PUMP INSTALLATION AND HANDING OVER

Pump installation activity was successful since men and women in Lwanyengo came to see their dream of water come true. They were happy and thanked Bridge Water Project for saving their life. The problem of disease suffering is now solved and the dangers and distant of going far looking for water has been solved.

The community members helped where necessary. An Affridev pump was installed and finally Bridge Water Project handed over the well to the community. Faces of joy and happiness are all you could see from the community members accompanied with their jerricans to get clean and safe water.

Thank You The Water Project!!

We also posted some new pictures of the project including the finished well.  Take a look, and Thank You for your help!


The Water Project : handing-over-2


06/02/2015: Lwanyengo Community Project Underway

We are excited to announce that, thanks to your willingness to help, Lwanyengo Community in Kenya will soon have a new source of safe, clean water. A new well is being constructed and the community will receive training in sanitation and hygiene.  Together these resources will go a long way toward stopping the spread of disease in the area.  We just posted an initial report including information about the community, GPS coordinates, and pictures.  We’ll keep you posted as the project continues.

Take a look, and Thank You for your help!


The Water Project : kenya4335-07-steepy-hill-from-current-water-source


Monitoring Data


Project Type:  Borehole Well and Hand Pump
Location:  MULWANYENGO, WAMBULISHE, KISA CENTRAL, KHWISERO, KAKAMEGA, KENYA
ProjectID: 4335
Install Date:  06/15/2015

Monitoring Data
Water Point:
Functional
Last Visit: 02/28/2018
Well Depth:  52.00M
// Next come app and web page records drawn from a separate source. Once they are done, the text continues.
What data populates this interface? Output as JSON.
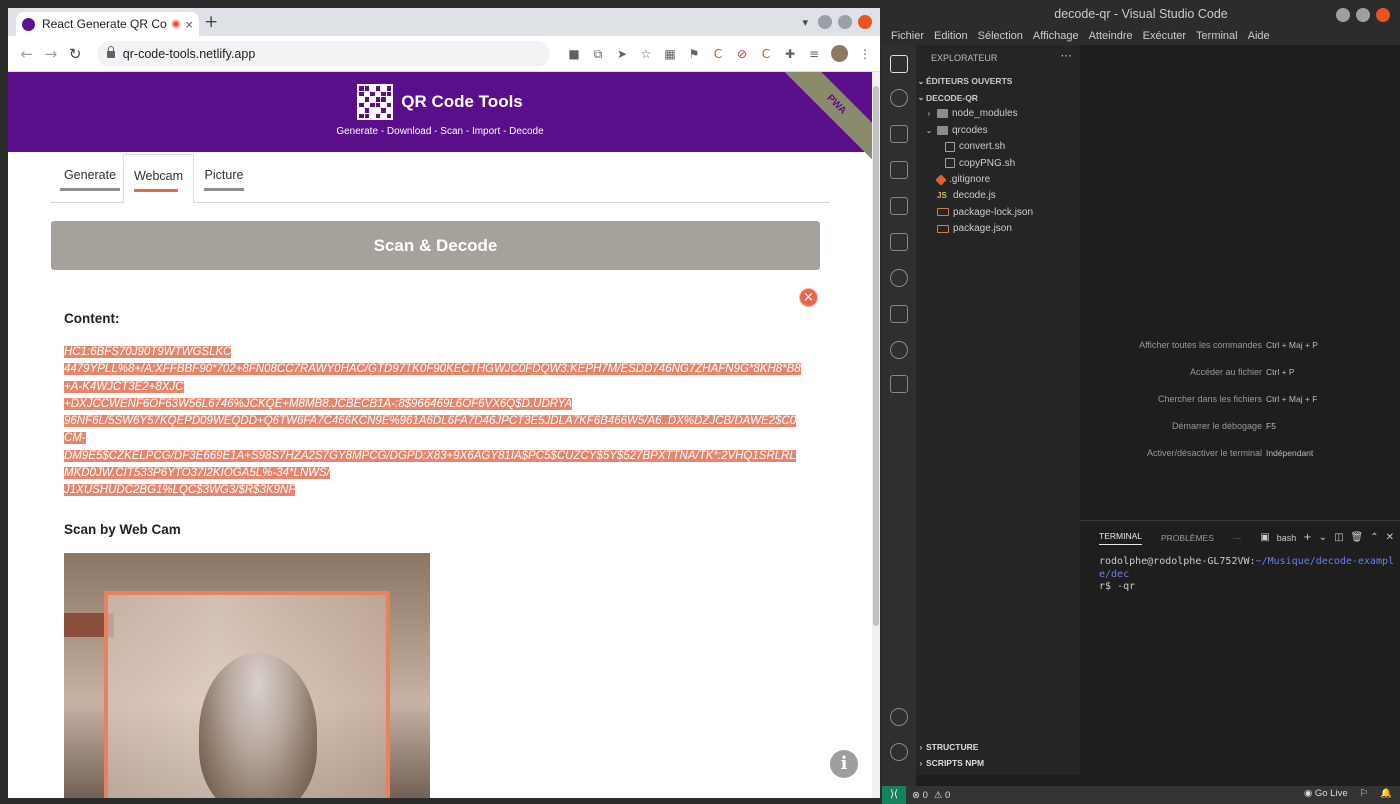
{
  "browser": {
    "tab_title": "React Generate QR Code",
    "tab_close": "×",
    "new_tab": "+",
    "url": "qr-code-tools.netlify.app",
    "nav": {
      "back": "←",
      "forward": "→",
      "reload": "↻"
    },
    "extension_icons": [
      "camera-icon",
      "open-external-icon",
      "send-icon",
      "star-icon",
      "qr-icon",
      "flag-icon",
      "c-extension-icon",
      "block-icon",
      "c-extension-icon",
      "puzzle-icon",
      "playlist-icon"
    ]
  },
  "site": {
    "title": "QR Code Tools",
    "tagline": "Generate - Download - Scan - Import - Decode",
    "pwa_badge": "PWA",
    "tabs": [
      {
        "label": "Generate"
      },
      {
        "label": "Webcam"
      },
      {
        "label": "Picture"
      }
    ],
    "active_tab": "Webcam",
    "scan_button": "Scan & Decode",
    "content_label": "Content:",
    "content_lines": [
      "HC1:6BFS70J90T9WTWGSLKC",
      "4479YPLL%8+/A:XFFBBF90*702+8FN08CC7RAWY0HAC/GTD97TK0F90KECTHGWJC0FDQW3:KEPH7M/ESDD746NG7ZHAFN9G*8KH8*B8",
      "+A-K4WJCT3E2+8XJC",
      "+DXJCCWENF6OF63W56L6746%JCKQE+M8MB8.JCBECB1A-:8$966469L6OF6VX6Q$D.UDRYA",
      "96NF6L/5SW6Y57KQEPD09WEQDD+Q6TW6FA7C466KCN9E%961A6DL6FA7D46JPCT3E5JDLA7KF6B466W5/A6..DX%DZJCB/DAWE2$C0",
      "CM-",
      "DM9E5$CZKELPCG/DF3E669E1A+S98S7HZA2S7GY8MPCG/DGPD:X83+9X6AGY81IA$PC5$CUZCY$5Y$527BPXTTNA/TK*:2VHQ1SRLRL",
      "MKD0JW.CIT533P6YTO37I2KIOGA5L%-34*LNWS/",
      "J1XUSHUDC2BG1%LQC$3WG3/$R$3K9NF"
    ],
    "webcam_label": "Scan by Web Cam",
    "close_glyph": "×",
    "info_glyph": "i"
  },
  "vscode": {
    "window_title": "decode-qr - Visual Studio Code",
    "menu": [
      "Fichier",
      "Edition",
      "Sélection",
      "Affichage",
      "Atteindre",
      "Exécuter",
      "Terminal",
      "Aide"
    ],
    "explorer_title": "EXPLORATEUR",
    "explorer_more": "···",
    "open_editors": "ÉDITEURS OUVERTS",
    "project": "DECODE-QR",
    "tree": [
      {
        "name": "node_modules",
        "kind": "folder"
      },
      {
        "name": "qrcodes",
        "kind": "folder-open"
      },
      {
        "name": "convert.sh",
        "kind": "sh"
      },
      {
        "name": "copyPNG.sh",
        "kind": "sh"
      },
      {
        "name": ".gitignore",
        "kind": "git"
      },
      {
        "name": "decode.js",
        "kind": "js"
      },
      {
        "name": "package-lock.json",
        "kind": "json"
      },
      {
        "name": "package.json",
        "kind": "json"
      }
    ],
    "js_badge": "JS",
    "bottom_sections": [
      "STRUCTURE",
      "SCRIPTS NPM"
    ],
    "shortcuts": [
      {
        "label": "Afficher toutes les commandes",
        "keys": "Ctrl + Maj + P"
      },
      {
        "label": "Accéder au fichier",
        "keys": "Ctrl + P"
      },
      {
        "label": "Chercher dans les fichiers",
        "keys": "Ctrl + Maj + F"
      },
      {
        "label": "Démarrer le débogage",
        "keys": "F5"
      },
      {
        "label": "Activer/désactiver le terminal",
        "keys": "Indépendant"
      }
    ],
    "panel_tabs": [
      "TERMINAL",
      "PROBLÈMES",
      "···"
    ],
    "terminal_shell": "bash",
    "terminal_user": "rodolphe@rodolphe-GL752VW",
    "terminal_sep": ":",
    "terminal_path": "~/Musique/decode-example/dec",
    "terminal_line2": "r$ -qr",
    "status": {
      "errors": "⊗ 0",
      "warnings": "⚠ 0",
      "golive": "Go Live"
    }
  },
  "colors": {
    "site_header": "#5a0e8a",
    "scan_button": "#a7a19c",
    "highlight": "#e5866d",
    "vscode_bg": "#1e1e1e"
  }
}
Visit History:
11/05/2015 — Functional
12/23/2015 — Functional
02/24/2016 — Functional
08/01/2016 — Functional
09/21/2016 — Functional
12/05/2016 — Functional
03/09/2017 — Functional
04/19/2017 — Functional
09/11/2017 — Functional
02/28/2018 — Functional




Country Details

Kenya

Population: 39.8 Million
Lacking clean water: 43%
Below poverty line: 50%

Partner Profile

Bridge Water Project has been funded by The Water Project almost since they got their start in 2007.  This local Kenyan NGO works directly with the communities and neighbors they know well.  Building relationships with these villages and the local government helps ensure that the water projects we fund are sustainable in the long term.

BWP works to repair up to four wells for every new one they install.  In this area of Kenya, many old and broken down water points still exist.  We have found that restoring these water points and establishing new plans for maintenance and monitoring, is quite cost effective.

We work closely with partners like BWP to strengthen their teams, through professional development growing their impact and quality of work over time.  Your donations make it all possible.